the 1940's and 1950's. Id. at 5. Plaintiff
D. Varney has sustained economic and non-economic harm from
his mesothelioma condition, while his wife, Plaintiff Maria
Varney, has sustained a loss of consortium. Id. at
6. Plaintiffs seek, inter alia, general and special
damages, costs, and prejudgment interest. Id.
seeks dismissal: (1) for failure to state a claim under
Fed.R.Civ.P. 12(b)(6); (2) for lack of personal jurisdiction
under Fed.R.Civ.P. 12(b)(2); and (3) for lack of standing as
to Plaintiff D. Varney's claims, because he is now
deceased, and his claims can only be prosecuted by his
estate. Dkt. 66 at 3-6; Dkt. 72 at 3-6. Defendants also move
to strike the request for pre-judgment interest. Id.
at 6, 7; id. at 6, 7.
Dismissal for failure to state a claim under Fed.R.Civ.P.
Fed.R.Civ.P. 12(b)(6), a complaint may be dismissed for
failure to state a claim upon which relief can be granted.
“The purpose of a motion to dismiss under Rule 12(b)(6)
is to test the legal sufficiency of the complaint, ”
N. Star Int'l v. Ariz. Corp. Comm'n., 720
F.2d 578, 581 (9th Cir. 1983), considering the
lack of a cognizable legal theory or the absence of
sufficient facts. Balistreri v. Pacifica Police
Department, 901 F.2d at 699. Material allegations are
taken as true and the complaint is construed in the
plaintiff's favor. Keniston v. Roberts, 717 F.2d

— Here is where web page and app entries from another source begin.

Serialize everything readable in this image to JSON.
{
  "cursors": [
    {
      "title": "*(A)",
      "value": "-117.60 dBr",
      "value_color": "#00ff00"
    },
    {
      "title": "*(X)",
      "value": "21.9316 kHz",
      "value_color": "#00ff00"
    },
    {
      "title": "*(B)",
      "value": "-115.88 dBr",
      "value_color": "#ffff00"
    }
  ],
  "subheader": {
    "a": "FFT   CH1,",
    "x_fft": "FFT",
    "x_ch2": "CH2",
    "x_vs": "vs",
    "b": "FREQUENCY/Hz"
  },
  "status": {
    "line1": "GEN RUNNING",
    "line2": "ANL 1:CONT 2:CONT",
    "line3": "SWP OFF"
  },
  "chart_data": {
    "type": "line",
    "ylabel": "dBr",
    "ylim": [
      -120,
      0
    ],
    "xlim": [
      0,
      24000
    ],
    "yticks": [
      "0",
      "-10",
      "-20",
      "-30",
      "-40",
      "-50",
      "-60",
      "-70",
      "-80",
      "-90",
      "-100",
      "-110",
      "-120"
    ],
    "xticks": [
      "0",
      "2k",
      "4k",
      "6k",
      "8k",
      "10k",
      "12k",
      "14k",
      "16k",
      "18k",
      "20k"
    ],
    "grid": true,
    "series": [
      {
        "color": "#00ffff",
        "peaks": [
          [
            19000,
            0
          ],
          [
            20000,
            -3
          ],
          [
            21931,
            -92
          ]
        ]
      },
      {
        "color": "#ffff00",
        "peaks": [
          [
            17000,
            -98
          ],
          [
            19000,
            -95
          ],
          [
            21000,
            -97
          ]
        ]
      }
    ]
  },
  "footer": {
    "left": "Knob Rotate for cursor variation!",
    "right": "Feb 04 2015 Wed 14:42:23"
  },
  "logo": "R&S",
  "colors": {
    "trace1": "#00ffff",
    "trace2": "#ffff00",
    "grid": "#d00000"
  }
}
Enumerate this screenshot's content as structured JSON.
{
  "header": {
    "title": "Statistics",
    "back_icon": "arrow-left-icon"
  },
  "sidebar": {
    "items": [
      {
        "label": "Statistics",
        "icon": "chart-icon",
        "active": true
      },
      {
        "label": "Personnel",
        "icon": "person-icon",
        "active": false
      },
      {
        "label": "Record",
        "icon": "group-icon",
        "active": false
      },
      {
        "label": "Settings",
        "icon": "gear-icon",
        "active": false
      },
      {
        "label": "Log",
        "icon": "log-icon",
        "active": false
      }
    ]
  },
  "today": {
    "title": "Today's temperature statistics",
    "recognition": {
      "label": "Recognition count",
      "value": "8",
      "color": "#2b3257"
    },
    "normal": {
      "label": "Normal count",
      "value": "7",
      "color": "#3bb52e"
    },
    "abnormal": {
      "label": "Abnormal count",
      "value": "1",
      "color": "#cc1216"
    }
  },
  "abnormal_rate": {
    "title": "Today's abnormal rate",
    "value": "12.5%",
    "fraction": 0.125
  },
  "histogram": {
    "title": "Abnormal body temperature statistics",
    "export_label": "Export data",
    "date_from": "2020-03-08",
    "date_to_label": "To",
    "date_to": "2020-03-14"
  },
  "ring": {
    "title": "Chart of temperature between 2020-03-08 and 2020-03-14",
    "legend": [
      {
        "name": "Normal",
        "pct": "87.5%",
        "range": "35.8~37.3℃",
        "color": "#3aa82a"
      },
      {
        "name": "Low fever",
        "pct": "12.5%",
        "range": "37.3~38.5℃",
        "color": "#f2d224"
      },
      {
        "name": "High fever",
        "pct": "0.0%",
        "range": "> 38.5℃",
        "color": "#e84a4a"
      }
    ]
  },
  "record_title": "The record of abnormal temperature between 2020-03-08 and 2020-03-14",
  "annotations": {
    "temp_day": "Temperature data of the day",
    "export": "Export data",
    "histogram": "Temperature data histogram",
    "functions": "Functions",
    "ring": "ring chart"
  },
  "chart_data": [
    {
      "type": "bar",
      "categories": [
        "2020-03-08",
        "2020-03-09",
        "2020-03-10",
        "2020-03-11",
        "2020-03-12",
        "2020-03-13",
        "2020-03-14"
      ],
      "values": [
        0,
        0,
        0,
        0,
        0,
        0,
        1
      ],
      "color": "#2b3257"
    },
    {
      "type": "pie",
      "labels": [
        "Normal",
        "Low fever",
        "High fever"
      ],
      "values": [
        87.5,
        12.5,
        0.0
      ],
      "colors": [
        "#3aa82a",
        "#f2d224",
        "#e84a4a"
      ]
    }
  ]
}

1295 (9th Cir. 1983). “While a complaint
attacked by a Rule 12(b)(6) motion to dismiss does not need
detailed factual allegations, a plaintiff's obligation to
provide the grounds of his entitlement to relief requires

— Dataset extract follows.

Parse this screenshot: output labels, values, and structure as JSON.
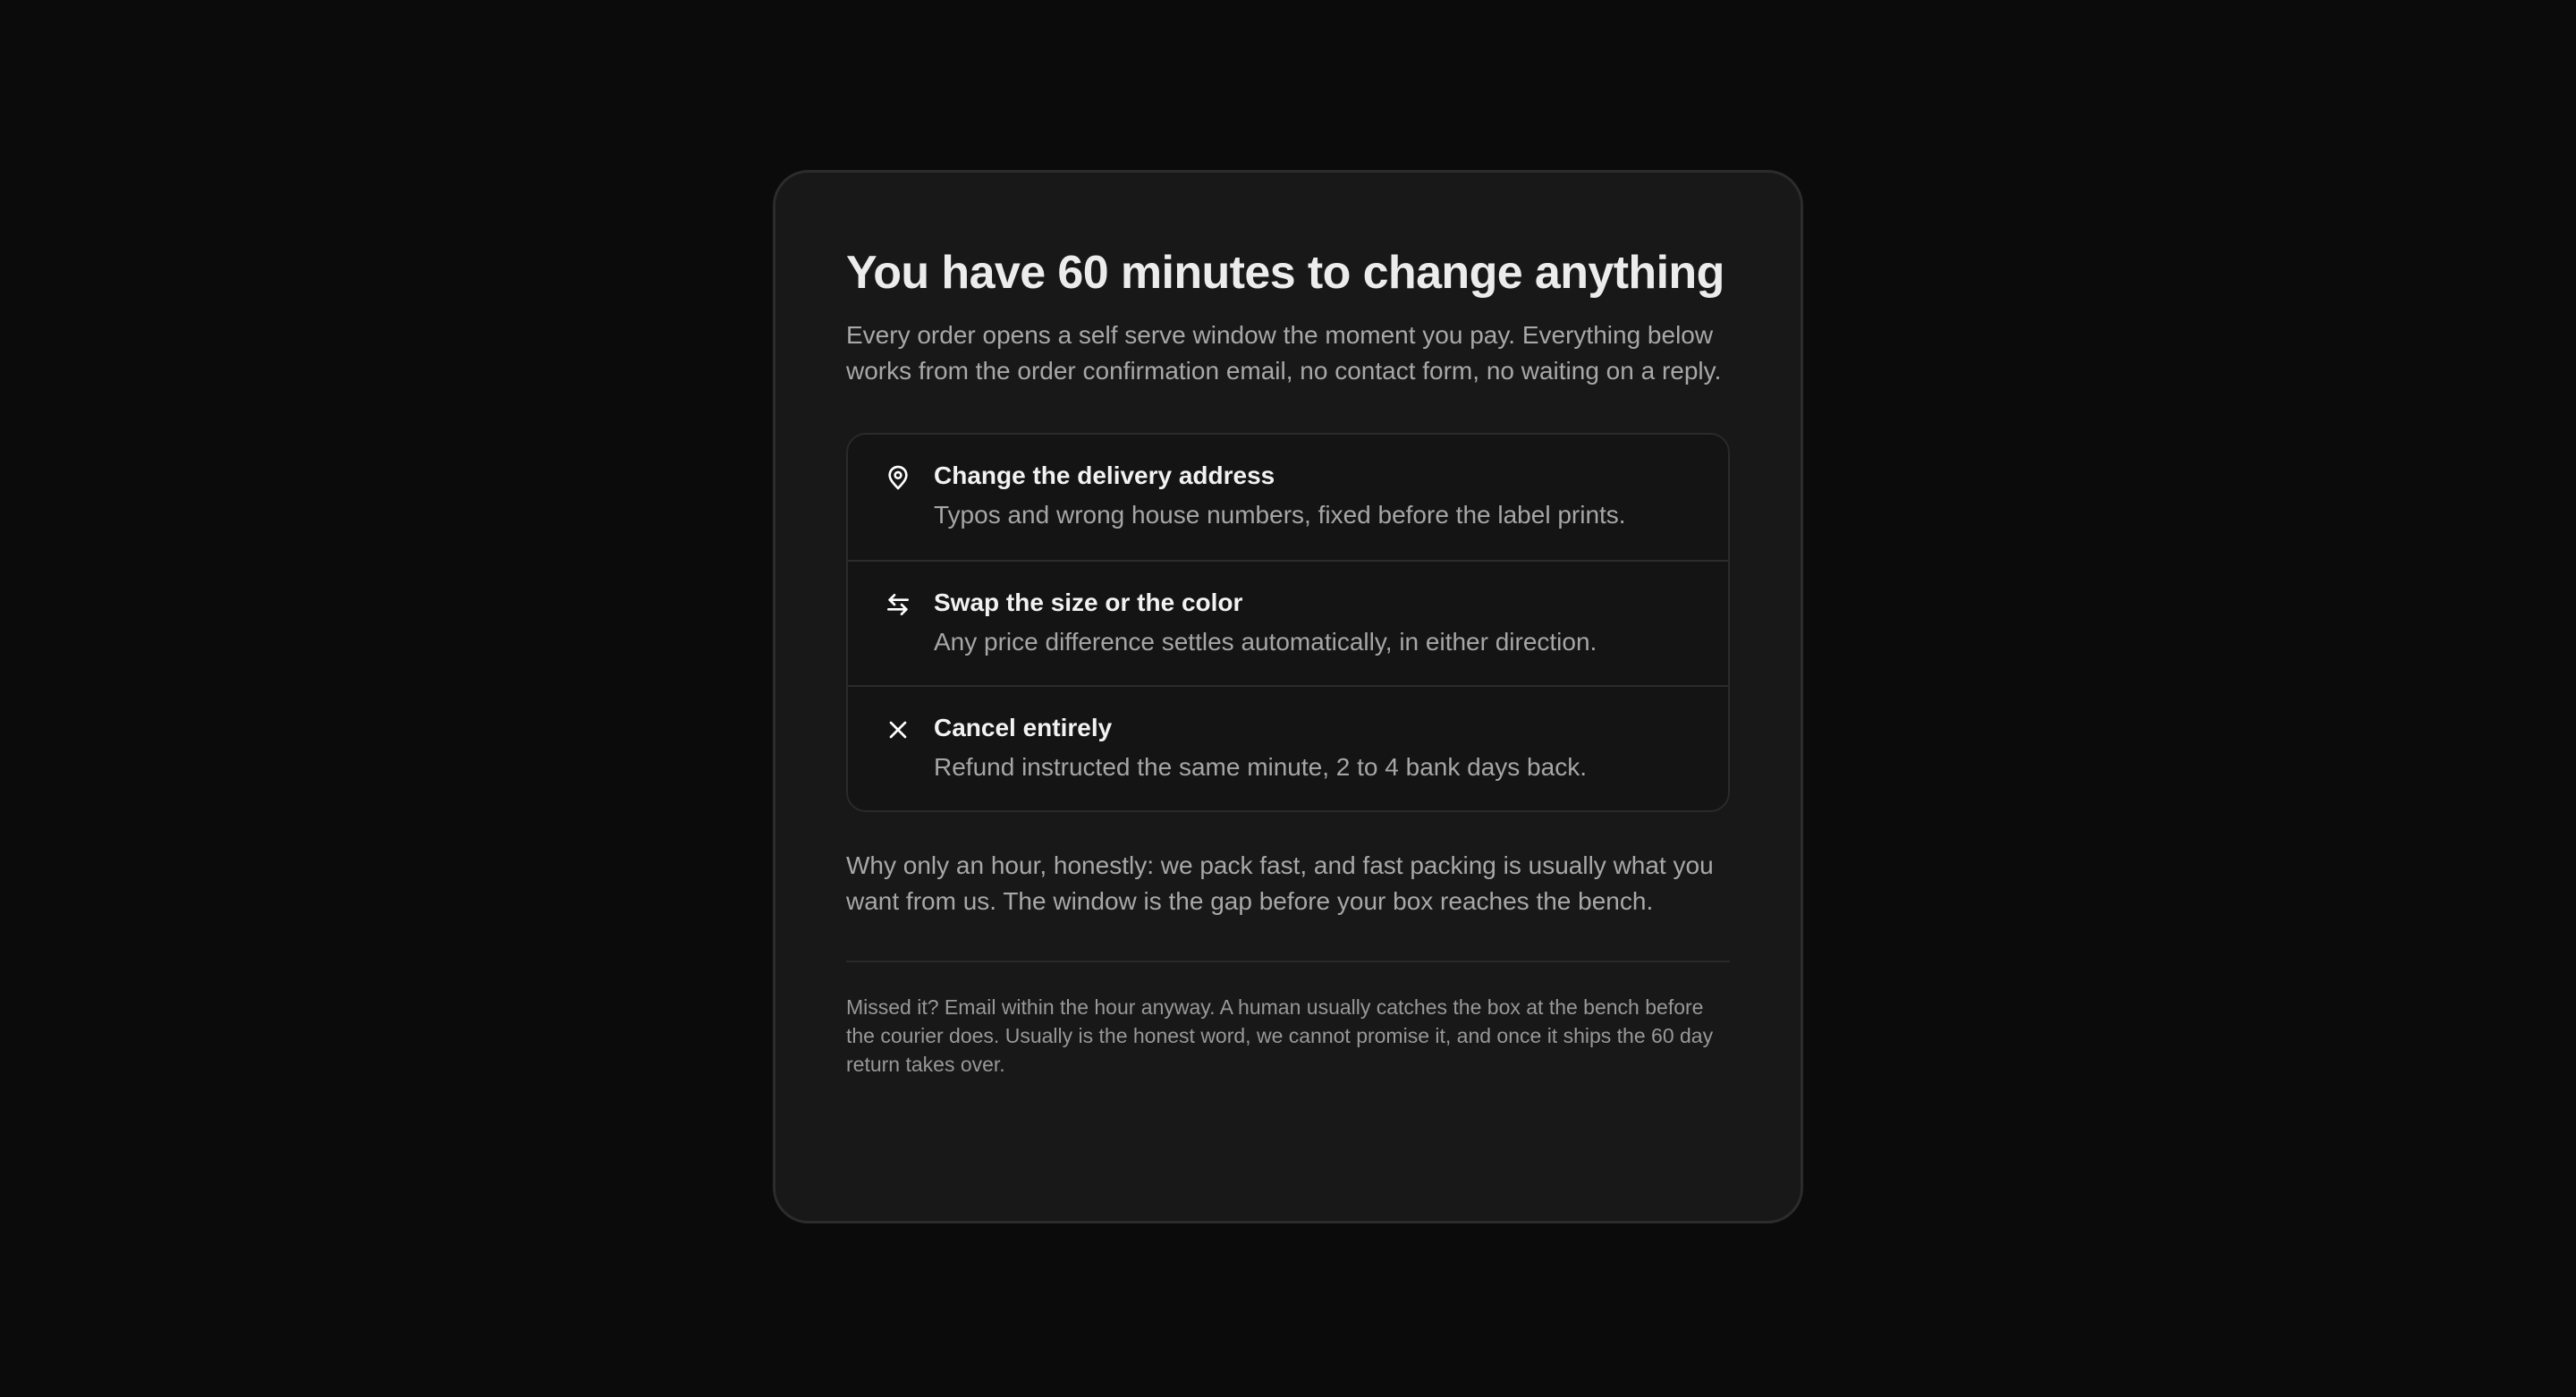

more than labels and conclusions, and a formulaic recitation
of the elements of a cause of action will not do.”
Bell Atlantic Corp. v. Twombly, 550 U.S. 544, 554-55
(2007) (internal citations omitted). “Factual
allegations must be enough to raise a right to relief above
the speculative level, on the assumption that all the
allegations in the complaint are true (even if doubtful in
fact).” Id. at 555. The complaint must allege
“enough facts to state a claim to relief that is
plausible on its face.” Id. at 547.
here, the Complaint states a claim upon which relief can be
granted. The Complaint gives Defendants notice that Plaintiff
D. Varney sustained an asbestos-caused disease, mesothelioma,
the “what”; the timeframe of asbestos exposure,
1957-1972, the “when”; the location of the harm,
two naval shipyards, the “where”; and a theory of
causation, ambient exposure from an enumerated list of
asbestos-containing products, the “how.”
Fed.R.Civ.P. 8(a)(2) requires only that the Complaint be a
“short and plain statement of the claim showing that
the pleader is entitled to relief.” Under this
standard, viewed in light of Iqbal and
Twombly, the pleadings are sufficient. Because the
Complaint states a claim upon which relief can be granted,
Defendants' motions to dismiss for failure to state a
claim should be denied.
Dismissal for lack of personal jurisdiction under